(Data extracted from a collection)
::::::

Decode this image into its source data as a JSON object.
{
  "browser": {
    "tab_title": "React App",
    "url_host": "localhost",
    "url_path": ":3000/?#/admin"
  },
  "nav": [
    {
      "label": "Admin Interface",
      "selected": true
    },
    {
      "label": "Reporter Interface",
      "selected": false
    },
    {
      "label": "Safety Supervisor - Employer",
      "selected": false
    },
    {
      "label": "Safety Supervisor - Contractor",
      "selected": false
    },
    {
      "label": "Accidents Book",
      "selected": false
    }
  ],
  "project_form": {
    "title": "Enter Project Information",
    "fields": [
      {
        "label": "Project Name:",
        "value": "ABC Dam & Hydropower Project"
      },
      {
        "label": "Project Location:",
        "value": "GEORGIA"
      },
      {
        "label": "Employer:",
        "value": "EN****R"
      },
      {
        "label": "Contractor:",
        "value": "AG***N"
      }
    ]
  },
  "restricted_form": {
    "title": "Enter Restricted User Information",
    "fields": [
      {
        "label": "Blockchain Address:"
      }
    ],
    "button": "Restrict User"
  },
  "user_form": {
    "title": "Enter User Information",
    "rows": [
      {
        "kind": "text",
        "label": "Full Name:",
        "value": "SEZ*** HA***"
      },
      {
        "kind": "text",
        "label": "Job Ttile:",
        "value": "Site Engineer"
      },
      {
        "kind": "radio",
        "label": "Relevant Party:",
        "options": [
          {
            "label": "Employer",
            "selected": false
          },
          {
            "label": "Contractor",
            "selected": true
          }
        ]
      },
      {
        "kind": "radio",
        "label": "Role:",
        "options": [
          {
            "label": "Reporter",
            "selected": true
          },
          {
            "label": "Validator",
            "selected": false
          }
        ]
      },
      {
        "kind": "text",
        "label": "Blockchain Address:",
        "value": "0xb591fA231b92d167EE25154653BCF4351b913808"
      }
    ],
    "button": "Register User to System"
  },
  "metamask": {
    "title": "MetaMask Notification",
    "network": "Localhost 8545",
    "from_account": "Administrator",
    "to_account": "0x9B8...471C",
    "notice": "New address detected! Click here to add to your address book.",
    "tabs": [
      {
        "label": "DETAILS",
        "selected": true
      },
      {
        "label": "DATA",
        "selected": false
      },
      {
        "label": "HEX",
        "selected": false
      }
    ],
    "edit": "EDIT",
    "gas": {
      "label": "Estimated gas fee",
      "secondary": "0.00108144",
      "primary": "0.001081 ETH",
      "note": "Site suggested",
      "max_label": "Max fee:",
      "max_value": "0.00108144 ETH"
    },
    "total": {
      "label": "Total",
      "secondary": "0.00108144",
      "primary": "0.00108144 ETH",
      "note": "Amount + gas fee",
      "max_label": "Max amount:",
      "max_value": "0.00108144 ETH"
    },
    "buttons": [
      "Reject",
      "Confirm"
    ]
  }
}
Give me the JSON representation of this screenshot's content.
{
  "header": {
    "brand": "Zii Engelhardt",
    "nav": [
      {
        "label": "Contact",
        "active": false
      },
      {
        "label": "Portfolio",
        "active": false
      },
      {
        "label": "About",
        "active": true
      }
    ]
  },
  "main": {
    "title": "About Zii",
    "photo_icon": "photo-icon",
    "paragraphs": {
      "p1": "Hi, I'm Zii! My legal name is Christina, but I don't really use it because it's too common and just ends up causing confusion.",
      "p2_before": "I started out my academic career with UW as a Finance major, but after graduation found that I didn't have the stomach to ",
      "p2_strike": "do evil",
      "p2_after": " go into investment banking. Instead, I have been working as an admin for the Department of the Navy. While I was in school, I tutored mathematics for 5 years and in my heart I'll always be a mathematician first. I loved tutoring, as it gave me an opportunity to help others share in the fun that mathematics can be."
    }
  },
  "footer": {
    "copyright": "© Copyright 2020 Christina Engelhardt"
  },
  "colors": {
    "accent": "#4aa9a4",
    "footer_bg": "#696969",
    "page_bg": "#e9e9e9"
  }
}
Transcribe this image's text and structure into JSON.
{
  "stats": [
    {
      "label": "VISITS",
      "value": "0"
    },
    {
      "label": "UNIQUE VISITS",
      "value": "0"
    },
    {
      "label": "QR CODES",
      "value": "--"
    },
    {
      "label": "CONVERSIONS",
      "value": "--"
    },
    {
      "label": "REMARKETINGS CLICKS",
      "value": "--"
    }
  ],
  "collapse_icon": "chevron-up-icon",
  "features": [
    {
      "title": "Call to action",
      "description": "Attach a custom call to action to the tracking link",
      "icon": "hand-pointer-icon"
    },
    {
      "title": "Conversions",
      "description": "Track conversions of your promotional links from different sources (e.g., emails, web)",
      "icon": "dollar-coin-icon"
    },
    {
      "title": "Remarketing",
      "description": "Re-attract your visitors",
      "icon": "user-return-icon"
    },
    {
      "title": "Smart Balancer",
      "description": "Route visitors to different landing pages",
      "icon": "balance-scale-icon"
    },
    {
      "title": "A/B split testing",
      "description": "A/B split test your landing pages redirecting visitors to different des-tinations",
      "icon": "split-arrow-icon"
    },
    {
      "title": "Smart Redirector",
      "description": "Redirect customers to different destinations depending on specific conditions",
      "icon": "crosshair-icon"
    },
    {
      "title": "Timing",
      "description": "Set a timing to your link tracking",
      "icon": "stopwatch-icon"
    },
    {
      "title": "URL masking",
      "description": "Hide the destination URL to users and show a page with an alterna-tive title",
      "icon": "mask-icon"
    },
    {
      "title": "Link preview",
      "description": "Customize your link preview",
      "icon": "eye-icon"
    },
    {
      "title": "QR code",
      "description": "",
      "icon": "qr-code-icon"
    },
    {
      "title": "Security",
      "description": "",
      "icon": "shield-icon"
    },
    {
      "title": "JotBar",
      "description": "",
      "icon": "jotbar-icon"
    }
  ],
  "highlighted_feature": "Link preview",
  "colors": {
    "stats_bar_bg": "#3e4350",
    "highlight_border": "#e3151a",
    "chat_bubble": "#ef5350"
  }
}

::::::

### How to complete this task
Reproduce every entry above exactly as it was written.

### Your response
Decode this image into its source data as a JSON object.
{
  "browser": {
    "tab_title": "React App",
    "url_host": "localhost",
    "url_path": ":3000/?#/admin"
  },
  "nav": [
    {
      "label": "Admin Interface",
      "selected": true
    },
    {
      "label": "Reporter Interface",
      "selected": false
    },
    {
      "label": "Safety Supervisor - Employer",
      "selected": false
    },
    {
      "label": "Safety Supervisor - Contractor",
      "selected": false
    },
    {
      "label": "Accidents Book",
      "selected": false
    }
  ],
  "project_form": {
    "title": "Enter Project Information",
    "fields": [
      {
        "label": "Project Name:",
        "value": "ABC Dam & Hydropower Project"
      },
      {
        "label": "Project Location:",
        "value": "GEORGIA"
      },
      {
        "label": "Employer:",
        "value": "EN****R"
      },
      {
        "label": "Contractor:",
        "value": "AG***N"
      }
    ]
  },
  "restricted_form": {
    "title": "Enter Restricted User Information",
    "fields": [
      {
        "label": "Blockchain Address:"
      }
    ],
    "button": "Restrict User"
  },
  "user_form": {
    "title": "Enter User Information",
    "rows": [
      {
        "kind": "text",
        "label": "Full Name:",
        "value": "SEZ*** HA***"
      },
      {
        "kind": "text",
        "label": "Job Ttile:",
        "value": "Site Engineer"
      },
      {
        "kind": "radio",
        "label": "Relevant Party:",
        "options": [
          {
            "label": "Employer",
            "selected": false
          },
          {
            "label": "Contractor",
            "selected": true
          }
        ]
      },
      {
        "kind": "radio",
        "label": "Role:",
        "options": [
          {
            "label": "Reporter",
            "selected": true
          },
          {
            "label": "Validator",
            "selected": false
          }
        ]
      },
      {
        "kind": "text",
        "label": "Blockchain Address:",
        "value": "0xb591fA231b92d167EE25154653BCF4351b913808"
      }
    ],
    "button": "Register User to System"
  },
  "metamask": {
    "title": "MetaMask Notification",
    "network": "Localhost 8545",
    "from_account": "Administrator",
    "to_account": "0x9B8...471C",
    "notice": "New address detected! Click here to add to your address book.",
    "tabs": [
      {
        "label": "DETAILS",
        "selected": true
      },
      {
        "label": "DATA",
        "selected": false
      },
      {
        "label": "HEX",
        "selected": false
      }
    ],
    "edit": "EDIT",
    "gas": {
      "label": "Estimated gas fee",
      "secondary": "0.00108144",
      "primary": "0.001081 ETH",
      "note": "Site suggested",
      "max_label": "Max fee:",
      "max_value": "0.00108144 ETH"
    },
    "total": {
      "label": "Total",
      "secondary": "0.00108144",
      "primary": "0.00108144 ETH",
      "note": "Amount + gas fee",
      "max_label": "Max amount:",
      "max_value": "0.00108144 ETH"
    },
    "buttons": [
      "Reject",
      "Confirm"
    ]
  }
}
Give me the JSON representation of this screenshot's content.
{
  "header": {
    "brand": "Zii Engelhardt",
    "nav": [
      {
        "label": "Contact",
        "active": false
      },
      {
        "label": "Portfolio",
        "active": false
      },
      {
        "label": "About",
        "active": true
      }
    ]
  },
  "main": {
    "title": "About Zii",
    "photo_icon": "photo-icon",
    "paragraphs": {
      "p1": "Hi, I'm Zii! My legal name is Christina, but I don't really use it because it's too common and just ends up causing confusion.",
      "p2_before": "I started out my academic career with UW as a Finance major, but after graduation found that I didn't have the stomach to ",
      "p2_strike": "do evil",
      "p2_after": " go into investment banking. Instead, I have been working as an admin for the Department of the Navy. While I was in school, I tutored mathematics for 5 years and in my heart I'll always be a mathematician first. I loved tutoring, as it gave me an opportunity to help others share in the fun that mathematics can be."
    }
  },
  "footer": {
    "copyright": "© Copyright 2020 Christina Engelhardt"
  },
  "colors": {
    "accent": "#4aa9a4",
    "footer_bg": "#696969",
    "page_bg": "#e9e9e9"
  }
}
Transcribe this image's text and structure into JSON.
{
  "stats": [
    {
      "label": "VISITS",
      "value": "0"
    },
    {
      "label": "UNIQUE VISITS",
      "value": "0"
    },
    {
      "label": "QR CODES",
      "value": "--"
    },
    {
      "label": "CONVERSIONS",
      "value": "--"
    },
    {
      "label": "REMARKETINGS CLICKS",
      "value": "--"
    }
  ],
  "collapse_icon": "chevron-up-icon",
  "features": [
    {
      "title": "Call to action",
      "description": "Attach a custom call to action to the tracking link",
      "icon": "hand-pointer-icon"
    },
    {
      "title": "Conversions",
      "description": "Track conversions of your promotional links from different sources (e.g., emails, web)",
      "icon": "dollar-coin-icon"
    },
    {
      "title": "Remarketing",
      "description": "Re-attract your visitors",
      "icon": "user-return-icon"
    },
    {
      "title": "Smart Balancer",
      "description": "Route visitors to different landing pages",
      "icon": "balance-scale-icon"
    },
    {
      "title": "A/B split testing",
      "description": "A/B split test your landing pages redirecting visitors to different des-tinations",
      "icon": "split-arrow-icon"
    },
    {
      "title": "Smart Redirector",
      "description": "Redirect customers to different destinations depending on specific conditions",
      "icon": "crosshair-icon"
    },
    {
      "title": "Timing",
      "description": "Set a timing to your link tracking",
      "icon": "stopwatch-icon"
    },
    {
      "title": "URL masking",
      "description": "Hide the destination URL to users and show a page with an alterna-tive title",
      "icon": "mask-icon"
    },
    {
      "title": "Link preview",
      "description": "Customize your link preview",
      "icon": "eye-icon"
    },
    {
      "title": "QR code",
      "description": "",
      "icon": "qr-code-icon"
    },
    {
      "title": "Security",
      "description": "",
      "icon": "shield-icon"
    },
    {
      "title": "JotBar",
      "description": "",
      "icon": "jotbar-icon"
    }
  ],
  "highlighted_feature": "Link preview",
  "colors": {
    "stats_bar_bg": "#3e4350",
    "highlight_border": "#e3151a",
    "chat_bubble": "#ef5350"
  }
}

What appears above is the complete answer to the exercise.